**Task inputs:**
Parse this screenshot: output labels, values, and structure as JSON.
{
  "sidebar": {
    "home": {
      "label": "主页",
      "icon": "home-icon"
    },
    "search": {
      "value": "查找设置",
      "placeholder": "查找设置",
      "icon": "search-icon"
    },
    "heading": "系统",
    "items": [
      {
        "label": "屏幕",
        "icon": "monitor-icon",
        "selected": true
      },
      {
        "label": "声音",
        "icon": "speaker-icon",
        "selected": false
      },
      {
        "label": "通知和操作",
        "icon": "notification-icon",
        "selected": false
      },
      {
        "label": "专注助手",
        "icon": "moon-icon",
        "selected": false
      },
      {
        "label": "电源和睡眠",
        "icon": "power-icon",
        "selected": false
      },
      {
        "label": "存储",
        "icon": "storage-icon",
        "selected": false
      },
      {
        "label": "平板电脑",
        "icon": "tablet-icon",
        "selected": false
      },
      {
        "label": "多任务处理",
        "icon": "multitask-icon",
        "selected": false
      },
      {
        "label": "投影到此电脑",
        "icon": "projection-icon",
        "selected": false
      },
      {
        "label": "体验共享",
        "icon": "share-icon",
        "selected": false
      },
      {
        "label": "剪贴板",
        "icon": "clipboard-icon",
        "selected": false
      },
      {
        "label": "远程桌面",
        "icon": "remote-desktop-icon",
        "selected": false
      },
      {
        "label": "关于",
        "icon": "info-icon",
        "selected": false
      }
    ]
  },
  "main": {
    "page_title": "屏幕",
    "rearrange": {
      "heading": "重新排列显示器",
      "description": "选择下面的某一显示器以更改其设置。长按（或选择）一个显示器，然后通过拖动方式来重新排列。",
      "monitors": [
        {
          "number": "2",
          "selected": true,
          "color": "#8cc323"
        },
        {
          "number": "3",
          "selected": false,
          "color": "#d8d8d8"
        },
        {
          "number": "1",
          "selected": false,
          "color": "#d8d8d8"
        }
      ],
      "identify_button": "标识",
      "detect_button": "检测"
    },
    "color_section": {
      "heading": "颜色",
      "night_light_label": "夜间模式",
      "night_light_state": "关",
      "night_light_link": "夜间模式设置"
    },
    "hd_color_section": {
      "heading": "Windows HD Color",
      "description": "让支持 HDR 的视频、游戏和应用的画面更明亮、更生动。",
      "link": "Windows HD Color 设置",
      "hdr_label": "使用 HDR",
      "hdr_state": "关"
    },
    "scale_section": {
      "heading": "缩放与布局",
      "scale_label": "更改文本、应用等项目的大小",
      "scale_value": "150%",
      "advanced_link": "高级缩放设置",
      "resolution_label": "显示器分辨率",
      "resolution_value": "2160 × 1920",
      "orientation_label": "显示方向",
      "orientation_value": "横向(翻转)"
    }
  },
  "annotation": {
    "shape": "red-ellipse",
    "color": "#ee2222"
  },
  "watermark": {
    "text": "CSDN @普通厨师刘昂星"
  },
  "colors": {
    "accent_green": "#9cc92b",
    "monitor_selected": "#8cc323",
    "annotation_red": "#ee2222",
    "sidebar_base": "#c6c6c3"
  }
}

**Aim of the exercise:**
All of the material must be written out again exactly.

**Response below:**
Parse this screenshot: output labels, values, and structure as JSON.
{
  "sidebar": {
    "home": {
      "label": "主页",
      "icon": "home-icon"
    },
    "search": {
      "value": "查找设置",
      "placeholder": "查找设置",
      "icon": "search-icon"
    },
    "heading": "系统",
    "items": [
      {
        "label": "屏幕",
        "icon": "monitor-icon",
        "selected": true
      },
      {
        "label": "声音",
        "icon": "speaker-icon",
        "selected": false
      },
      {
        "label": "通知和操作",
        "icon": "notification-icon",
        "selected": false
      },
      {
        "label": "专注助手",
        "icon": "moon-icon",
        "selected": false
      },
      {
        "label": "电源和睡眠",
        "icon": "power-icon",
        "selected": false
      },
      {
        "label": "存储",
        "icon": "storage-icon",
        "selected": false
      },
      {
        "label": "平板电脑",
        "icon": "tablet-icon",
        "selected": false
      },
      {
        "label": "多任务处理",
        "icon": "multitask-icon",
        "selected": false
      },
      {
        "label": "投影到此电脑",
        "icon": "projection-icon",
        "selected": false
      },
      {
        "label": "体验共享",
        "icon": "share-icon",
        "selected": false
      },
      {
        "label": "剪贴板",
        "icon": "clipboard-icon",
        "selected": false
      },
      {
        "label": "远程桌面",
        "icon": "remote-desktop-icon",
        "selected": false
      },
      {
        "label": "关于",
        "icon": "info-icon",
        "selected": false
      }
    ]
  },
  "main": {
    "page_title": "屏幕",
    "rearrange": {
      "heading": "重新排列显示器",
      "description": "选择下面的某一显示器以更改其设置。长按（或选择）一个显示器，然后通过拖动方式来重新排列。",
      "monitors": [
        {
          "number": "2",
          "selected": true,
          "color": "#8cc323"
        },
        {
          "number": "3",
          "selected": false,
          "color": "#d8d8d8"
        },
        {
          "number": "1",
          "selected": false,
          "color": "#d8d8d8"
        }
      ],
      "identify_button": "标识",
      "detect_button": "检测"
    },
    "color_section": {
      "heading": "颜色",
      "night_light_label": "夜间模式",
      "night_light_state": "关",
      "night_light_link": "夜间模式设置"
    },
    "hd_color_section": {
      "heading": "Windows HD Color",
      "description": "让支持 HDR 的视频、游戏和应用的画面更明亮、更生动。",
      "link": "Windows HD Color 设置",
      "hdr_label": "使用 HDR",
      "hdr_state": "关"
    },
    "scale_section": {
      "heading": "缩放与布局",
      "scale_label": "更改文本、应用等项目的大小",
      "scale_value": "150%",
      "advanced_link": "高级缩放设置",
      "resolution_label": "显示器分辨率",
      "resolution_value": "2160 × 1920",
      "orientation_label": "显示方向",
      "orientation_value": "横向(翻转)"
    }
  },
  "annotation": {
    "shape": "red-ellipse",
    "color": "#ee2222"
  },
  "watermark": {
    "text": "CSDN @普通厨师刘昂星"
  },
  "colors": {
    "accent_green": "#9cc92b",
    "monitor_selected": "#8cc323",
    "annotation_red": "#ee2222",
    "sidebar_base": "#c6c6c3"
  }
}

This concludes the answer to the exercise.